Carla's Dabangg review, besides being worth reading, got me thinking.
Whereas she draws comparison between this type of masala and the good stuff of the yesteryears, my go-to comparison is the action masala's from some of the Southern industries (Tamil and Telugu). Not that I've seen a whole lot of them, but enough to draw a general picture of what kind of tropes the films are composed of.
I was going to comment something along the lines of "Well, to me, the Southie industries have been keeping this sort of masala format warm all these years, so it's nice to see Hindi films going with this tried-and-true formula again."
Then I catch myself. Is this awfully reductionist and even for a personal interpretation tenuous at best? Probably. I mean, first of all, Southie films have their own history with their own stars and their own cultural context, which Northern industries and especially the supposedly pan-Indian Hindi film industry seems rather ignorant of. Who knows where the Southie masala took inspiration from? Rajnikanth was making movies around the time Amitabh was carving a place for himself. It seems weird to speculate when one doesn't know the full history of genres in Tamil/Telugu films.
At the same time, the Southie influence is clear in my eyes. Very few 70's masalas had a high skill in choreographing the fight scenes, or interesting in terms of camera positioning. The best cinematographers in all of India have famously come from the South, and the fight choreographies seemed to learn a thing or two from Hong Kong. You can definitely see that modern flare in Dabangg, and the realism in the violence.
Then there's the hero, of course. No longer the charming NRI whose dil beats for Indian family values even though he wears Western labels, Salman Khan's Chulbul Pandey is basically a certified badass rustic cop, assuming they give out such badassery certifications, and if they see him, they had better start. As Carla points out, he's not exactly morally sound, but there's a certain ends-justifies-the-means attitude that makes sure we don't stop believing in him completely as a hero.

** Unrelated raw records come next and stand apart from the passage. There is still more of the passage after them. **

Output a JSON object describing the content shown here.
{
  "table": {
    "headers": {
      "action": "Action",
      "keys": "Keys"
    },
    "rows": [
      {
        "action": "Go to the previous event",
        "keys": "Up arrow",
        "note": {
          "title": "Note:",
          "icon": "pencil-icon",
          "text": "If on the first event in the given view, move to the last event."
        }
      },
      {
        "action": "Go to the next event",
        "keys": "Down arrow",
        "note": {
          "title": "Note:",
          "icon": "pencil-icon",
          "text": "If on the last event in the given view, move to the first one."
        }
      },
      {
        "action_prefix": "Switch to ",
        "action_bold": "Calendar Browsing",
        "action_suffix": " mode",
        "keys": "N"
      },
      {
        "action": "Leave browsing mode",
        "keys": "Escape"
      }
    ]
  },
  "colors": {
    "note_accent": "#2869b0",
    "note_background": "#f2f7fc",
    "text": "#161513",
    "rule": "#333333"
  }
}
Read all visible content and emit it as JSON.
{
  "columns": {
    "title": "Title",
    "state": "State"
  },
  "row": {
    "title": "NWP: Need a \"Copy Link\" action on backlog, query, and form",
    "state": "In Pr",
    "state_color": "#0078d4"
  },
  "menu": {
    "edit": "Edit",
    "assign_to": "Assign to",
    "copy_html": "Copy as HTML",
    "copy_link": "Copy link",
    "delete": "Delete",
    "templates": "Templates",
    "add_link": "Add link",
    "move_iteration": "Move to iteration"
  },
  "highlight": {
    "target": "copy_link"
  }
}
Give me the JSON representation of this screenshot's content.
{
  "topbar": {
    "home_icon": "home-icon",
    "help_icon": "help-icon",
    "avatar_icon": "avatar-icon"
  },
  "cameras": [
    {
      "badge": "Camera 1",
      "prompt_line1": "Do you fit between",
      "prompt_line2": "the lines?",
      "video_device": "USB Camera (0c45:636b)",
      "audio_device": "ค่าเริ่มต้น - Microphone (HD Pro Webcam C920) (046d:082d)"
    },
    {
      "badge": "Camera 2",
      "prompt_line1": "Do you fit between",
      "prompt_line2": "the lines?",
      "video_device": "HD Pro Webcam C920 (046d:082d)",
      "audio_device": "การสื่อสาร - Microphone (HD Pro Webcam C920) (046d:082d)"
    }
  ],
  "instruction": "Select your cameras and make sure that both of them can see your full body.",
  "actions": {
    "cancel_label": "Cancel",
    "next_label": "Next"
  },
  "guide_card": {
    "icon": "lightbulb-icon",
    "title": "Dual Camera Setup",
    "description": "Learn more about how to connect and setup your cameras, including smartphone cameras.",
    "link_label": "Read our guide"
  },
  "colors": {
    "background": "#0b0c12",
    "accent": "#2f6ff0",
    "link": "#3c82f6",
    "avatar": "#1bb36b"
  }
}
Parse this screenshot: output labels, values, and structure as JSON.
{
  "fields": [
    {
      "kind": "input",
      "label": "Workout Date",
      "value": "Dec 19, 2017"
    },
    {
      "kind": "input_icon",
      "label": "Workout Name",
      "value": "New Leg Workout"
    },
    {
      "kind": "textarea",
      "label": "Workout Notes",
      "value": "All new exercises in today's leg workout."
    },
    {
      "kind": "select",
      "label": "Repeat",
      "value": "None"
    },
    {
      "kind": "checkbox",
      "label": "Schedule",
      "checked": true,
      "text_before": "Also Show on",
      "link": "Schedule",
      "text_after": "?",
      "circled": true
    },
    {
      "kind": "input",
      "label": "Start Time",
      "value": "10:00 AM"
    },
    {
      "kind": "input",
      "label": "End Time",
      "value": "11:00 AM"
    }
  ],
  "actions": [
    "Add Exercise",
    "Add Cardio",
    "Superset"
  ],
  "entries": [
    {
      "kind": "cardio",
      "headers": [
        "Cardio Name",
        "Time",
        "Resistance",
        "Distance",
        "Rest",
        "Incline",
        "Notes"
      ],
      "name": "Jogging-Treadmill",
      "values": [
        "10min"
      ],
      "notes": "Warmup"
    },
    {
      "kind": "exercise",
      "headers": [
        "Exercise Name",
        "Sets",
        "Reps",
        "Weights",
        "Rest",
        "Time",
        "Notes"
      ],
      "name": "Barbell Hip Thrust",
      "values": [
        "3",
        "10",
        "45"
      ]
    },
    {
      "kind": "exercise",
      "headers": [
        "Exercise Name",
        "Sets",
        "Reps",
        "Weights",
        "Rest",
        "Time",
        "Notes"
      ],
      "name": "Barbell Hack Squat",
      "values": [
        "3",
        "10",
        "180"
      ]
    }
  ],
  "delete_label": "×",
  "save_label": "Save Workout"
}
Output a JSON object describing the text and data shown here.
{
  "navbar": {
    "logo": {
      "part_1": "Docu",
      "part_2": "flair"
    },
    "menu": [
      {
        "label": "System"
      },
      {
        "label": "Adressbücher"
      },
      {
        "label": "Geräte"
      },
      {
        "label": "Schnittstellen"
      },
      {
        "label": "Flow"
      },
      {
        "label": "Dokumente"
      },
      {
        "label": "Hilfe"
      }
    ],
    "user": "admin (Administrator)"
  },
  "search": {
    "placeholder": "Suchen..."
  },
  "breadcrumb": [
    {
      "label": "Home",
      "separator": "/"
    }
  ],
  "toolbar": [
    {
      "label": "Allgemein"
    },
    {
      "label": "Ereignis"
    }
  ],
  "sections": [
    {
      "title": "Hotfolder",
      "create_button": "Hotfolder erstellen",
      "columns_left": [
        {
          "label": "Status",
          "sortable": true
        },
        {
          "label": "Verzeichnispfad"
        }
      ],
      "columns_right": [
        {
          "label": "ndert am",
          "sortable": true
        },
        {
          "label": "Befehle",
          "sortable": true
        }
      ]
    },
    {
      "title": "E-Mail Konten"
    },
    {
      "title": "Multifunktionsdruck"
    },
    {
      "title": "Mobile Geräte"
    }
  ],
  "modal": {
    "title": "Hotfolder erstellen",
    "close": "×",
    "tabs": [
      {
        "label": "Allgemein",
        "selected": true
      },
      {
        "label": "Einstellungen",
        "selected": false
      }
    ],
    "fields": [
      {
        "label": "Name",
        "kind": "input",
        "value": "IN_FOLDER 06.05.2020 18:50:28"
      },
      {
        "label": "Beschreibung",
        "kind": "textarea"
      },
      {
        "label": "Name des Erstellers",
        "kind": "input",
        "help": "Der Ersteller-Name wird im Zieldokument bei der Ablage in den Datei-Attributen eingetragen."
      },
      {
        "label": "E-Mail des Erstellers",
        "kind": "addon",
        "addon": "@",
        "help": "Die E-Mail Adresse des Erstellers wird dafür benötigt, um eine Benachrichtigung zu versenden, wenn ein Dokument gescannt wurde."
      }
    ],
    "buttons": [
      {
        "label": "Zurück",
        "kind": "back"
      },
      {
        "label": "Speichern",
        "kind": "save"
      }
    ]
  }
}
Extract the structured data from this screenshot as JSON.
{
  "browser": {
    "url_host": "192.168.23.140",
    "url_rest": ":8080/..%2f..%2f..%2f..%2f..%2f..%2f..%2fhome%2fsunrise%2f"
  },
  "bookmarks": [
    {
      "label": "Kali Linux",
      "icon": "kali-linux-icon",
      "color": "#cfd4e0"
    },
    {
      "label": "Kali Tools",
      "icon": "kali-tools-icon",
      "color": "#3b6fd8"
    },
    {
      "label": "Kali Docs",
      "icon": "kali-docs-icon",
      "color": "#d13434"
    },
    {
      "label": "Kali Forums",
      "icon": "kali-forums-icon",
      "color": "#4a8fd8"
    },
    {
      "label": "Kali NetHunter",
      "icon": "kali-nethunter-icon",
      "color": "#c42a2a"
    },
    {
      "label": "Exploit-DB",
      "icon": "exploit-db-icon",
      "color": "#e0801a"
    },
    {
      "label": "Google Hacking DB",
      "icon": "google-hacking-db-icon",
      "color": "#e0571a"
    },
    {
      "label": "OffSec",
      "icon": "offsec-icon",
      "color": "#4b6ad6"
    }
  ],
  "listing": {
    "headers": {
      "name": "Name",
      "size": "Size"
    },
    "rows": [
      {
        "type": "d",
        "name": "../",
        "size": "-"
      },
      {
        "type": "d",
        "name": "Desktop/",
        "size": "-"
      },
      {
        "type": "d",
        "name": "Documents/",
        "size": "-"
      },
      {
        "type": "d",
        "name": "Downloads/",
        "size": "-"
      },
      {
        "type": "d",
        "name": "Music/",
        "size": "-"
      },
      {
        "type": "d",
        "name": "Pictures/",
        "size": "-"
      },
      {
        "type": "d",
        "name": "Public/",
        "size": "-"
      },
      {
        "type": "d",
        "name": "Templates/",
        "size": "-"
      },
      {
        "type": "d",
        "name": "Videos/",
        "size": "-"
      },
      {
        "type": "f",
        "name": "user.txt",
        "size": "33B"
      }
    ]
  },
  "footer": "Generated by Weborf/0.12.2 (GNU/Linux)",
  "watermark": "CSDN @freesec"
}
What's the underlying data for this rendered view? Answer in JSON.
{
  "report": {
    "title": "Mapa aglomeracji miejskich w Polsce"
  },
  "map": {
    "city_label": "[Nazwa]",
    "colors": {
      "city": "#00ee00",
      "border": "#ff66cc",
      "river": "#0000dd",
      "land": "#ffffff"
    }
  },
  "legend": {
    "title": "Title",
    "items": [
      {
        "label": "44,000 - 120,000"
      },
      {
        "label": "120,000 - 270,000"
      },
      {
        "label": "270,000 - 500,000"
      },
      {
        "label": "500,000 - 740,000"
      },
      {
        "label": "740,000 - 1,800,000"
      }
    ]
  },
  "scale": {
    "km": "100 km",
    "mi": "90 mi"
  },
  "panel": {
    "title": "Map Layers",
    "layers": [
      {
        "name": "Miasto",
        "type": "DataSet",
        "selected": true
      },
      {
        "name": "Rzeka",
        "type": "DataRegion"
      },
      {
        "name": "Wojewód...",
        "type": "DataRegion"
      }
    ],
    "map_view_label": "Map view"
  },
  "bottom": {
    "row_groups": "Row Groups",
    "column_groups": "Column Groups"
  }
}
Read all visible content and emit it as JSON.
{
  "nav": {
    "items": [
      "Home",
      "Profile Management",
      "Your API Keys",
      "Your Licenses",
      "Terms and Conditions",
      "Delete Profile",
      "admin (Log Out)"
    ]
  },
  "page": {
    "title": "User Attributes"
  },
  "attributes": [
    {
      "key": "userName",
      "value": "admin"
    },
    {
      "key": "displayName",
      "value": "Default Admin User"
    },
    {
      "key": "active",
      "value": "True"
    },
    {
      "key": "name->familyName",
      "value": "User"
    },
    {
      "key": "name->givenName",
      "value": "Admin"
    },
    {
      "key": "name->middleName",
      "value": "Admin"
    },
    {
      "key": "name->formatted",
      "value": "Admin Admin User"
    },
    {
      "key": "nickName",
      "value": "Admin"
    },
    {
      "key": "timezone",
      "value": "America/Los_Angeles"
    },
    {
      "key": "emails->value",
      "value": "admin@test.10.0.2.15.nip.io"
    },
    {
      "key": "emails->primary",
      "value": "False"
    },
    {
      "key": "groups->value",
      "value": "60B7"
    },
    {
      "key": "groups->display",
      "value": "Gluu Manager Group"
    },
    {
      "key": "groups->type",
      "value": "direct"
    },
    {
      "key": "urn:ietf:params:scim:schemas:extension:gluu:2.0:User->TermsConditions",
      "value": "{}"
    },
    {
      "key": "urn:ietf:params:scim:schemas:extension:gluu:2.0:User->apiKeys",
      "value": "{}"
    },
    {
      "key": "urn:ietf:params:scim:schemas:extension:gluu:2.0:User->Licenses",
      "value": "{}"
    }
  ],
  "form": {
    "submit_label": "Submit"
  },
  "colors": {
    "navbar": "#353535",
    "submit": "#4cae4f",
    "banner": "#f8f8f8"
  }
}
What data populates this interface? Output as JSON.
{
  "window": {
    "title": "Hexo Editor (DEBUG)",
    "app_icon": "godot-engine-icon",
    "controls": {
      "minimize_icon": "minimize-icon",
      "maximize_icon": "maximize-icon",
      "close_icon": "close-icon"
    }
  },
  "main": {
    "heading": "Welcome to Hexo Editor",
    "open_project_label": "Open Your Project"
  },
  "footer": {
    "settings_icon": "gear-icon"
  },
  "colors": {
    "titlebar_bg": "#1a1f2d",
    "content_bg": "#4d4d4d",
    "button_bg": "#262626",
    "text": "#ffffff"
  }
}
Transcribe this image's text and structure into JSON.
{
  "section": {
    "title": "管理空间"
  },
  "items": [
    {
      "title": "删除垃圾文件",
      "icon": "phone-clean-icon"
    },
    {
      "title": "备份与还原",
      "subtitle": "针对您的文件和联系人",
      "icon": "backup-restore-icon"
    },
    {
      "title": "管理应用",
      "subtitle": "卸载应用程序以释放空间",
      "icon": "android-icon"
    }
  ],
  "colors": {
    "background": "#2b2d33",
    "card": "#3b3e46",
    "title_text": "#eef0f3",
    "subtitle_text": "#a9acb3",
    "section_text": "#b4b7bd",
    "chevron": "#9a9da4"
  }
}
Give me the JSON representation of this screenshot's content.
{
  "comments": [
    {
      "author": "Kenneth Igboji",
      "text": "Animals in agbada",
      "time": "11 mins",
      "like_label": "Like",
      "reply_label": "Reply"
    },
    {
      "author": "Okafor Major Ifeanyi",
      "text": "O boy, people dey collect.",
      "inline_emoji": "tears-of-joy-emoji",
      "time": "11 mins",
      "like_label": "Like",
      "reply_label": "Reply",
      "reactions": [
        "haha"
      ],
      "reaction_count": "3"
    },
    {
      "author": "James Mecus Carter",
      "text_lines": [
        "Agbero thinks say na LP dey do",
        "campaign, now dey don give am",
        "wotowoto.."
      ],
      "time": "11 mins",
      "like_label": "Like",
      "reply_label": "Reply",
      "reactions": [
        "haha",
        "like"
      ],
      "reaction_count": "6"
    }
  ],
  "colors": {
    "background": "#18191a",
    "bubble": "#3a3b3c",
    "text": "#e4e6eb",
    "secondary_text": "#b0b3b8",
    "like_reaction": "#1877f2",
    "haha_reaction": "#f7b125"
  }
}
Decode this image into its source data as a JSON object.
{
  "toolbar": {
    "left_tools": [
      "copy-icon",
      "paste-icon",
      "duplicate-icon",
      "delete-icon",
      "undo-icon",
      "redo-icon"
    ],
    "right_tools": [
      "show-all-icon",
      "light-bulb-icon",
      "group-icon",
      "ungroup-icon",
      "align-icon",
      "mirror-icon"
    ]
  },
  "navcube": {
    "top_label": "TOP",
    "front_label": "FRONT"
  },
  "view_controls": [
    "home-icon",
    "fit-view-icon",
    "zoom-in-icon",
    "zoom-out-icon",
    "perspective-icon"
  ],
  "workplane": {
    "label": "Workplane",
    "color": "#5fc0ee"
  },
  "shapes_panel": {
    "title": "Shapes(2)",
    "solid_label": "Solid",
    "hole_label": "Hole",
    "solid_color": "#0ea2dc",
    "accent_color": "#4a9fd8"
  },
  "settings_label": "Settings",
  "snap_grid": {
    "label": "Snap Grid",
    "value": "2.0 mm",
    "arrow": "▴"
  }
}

The story's been called lacklustre and incoherent in the few reviews I glanced at, but I think what is interesting about these sorts of action masalas is that they are complete crowd-pleasers, but the perception of the crowd has changed a bit. Nowadays there's no one mass (was there ever, truly?) but multiplex audiences, NRI audiences, segments of the "mass" that don't necessarily care for the kind of cinema Dabangg and other such masalas are all about. I started thinking about the action masala hero and how strange it is that Salman, not Akshay Kumar, became the new box office king with these sorts of ventures. You'd think Akshay would have the skills and the mass appeal - and he certainly does. He's not an actor with mind-blowing range, but that's usually not what the masalas are looking for, either. And yet, starting from Wanted and culminating in Dabangg, it was Salman who has his renaissance with these action masalas.
Salman is the Marmite Hero, or Marmite Khan if we want to get specific. Aamir and Shahrukh inspire reactions ranging from lukewarm to passionate, but Salman seems to split people into haters or lovers. I'm more inclined to agree with the latter camp. Of course, now that I've said that you can all reminisce my Let's Talk About post about him, in which I write: "-- I like Salman Khan. I don't love him, I certainly don't enjoy him unconditionally, but the fact remains I do like him."
Isn't like a lukewarm reaction? Not really, not to me. The fact remains, when Salman makes good movies, I really like him. When he makes bad movies - which is often - I can't stand them or watch them just for him. These recent films feature him in roles that suit him superbly, suit his acting, his style, his core fanbase. The flicks are crowd-pleasers, and the crowd gets what they came for, unlike the crappy favour-for-a-friend films he's been known to churn out, with half-baked plots and disappointing action. You can virtually imagine the movie theater exploding when the shirt comes off - and you know for sure it will.
Some of you that are South Indian and know the industries inside & out, or those firangis who jumped the Tamil/Telugu gravy train in a big way and know your Vijay's from your Karthi's and can cite Allu Arjun's family tree by heart, will protest purely because there are things the legitimate Southie heroes can certainly do that Salman can't. He's an old guy who's not famous for emotional range, so when you've got young Telugu lads dancing their hearts out in limber moves to rival Hrithik's, charming heroines and kicking ass left right center and just right there behind them, it can feel wrong that Salman took influence from these types of movies and is now breaking box office records. But of course, Fair is not a word in the Indian film vocabulary, otherwise new talent wouldn't find it so difficult to break into it while son-of-so-and-so gets a debut role no problem.
And as for Dabangg? Well, if you can't tell by this post, I enjoyed it. Not sure whether it jumps ahead of the perfect-in-every-way Wanted (I hear some of you Salman haters protesting but ah, there you have it, Marmite Khan on display!) but it certainly comes close.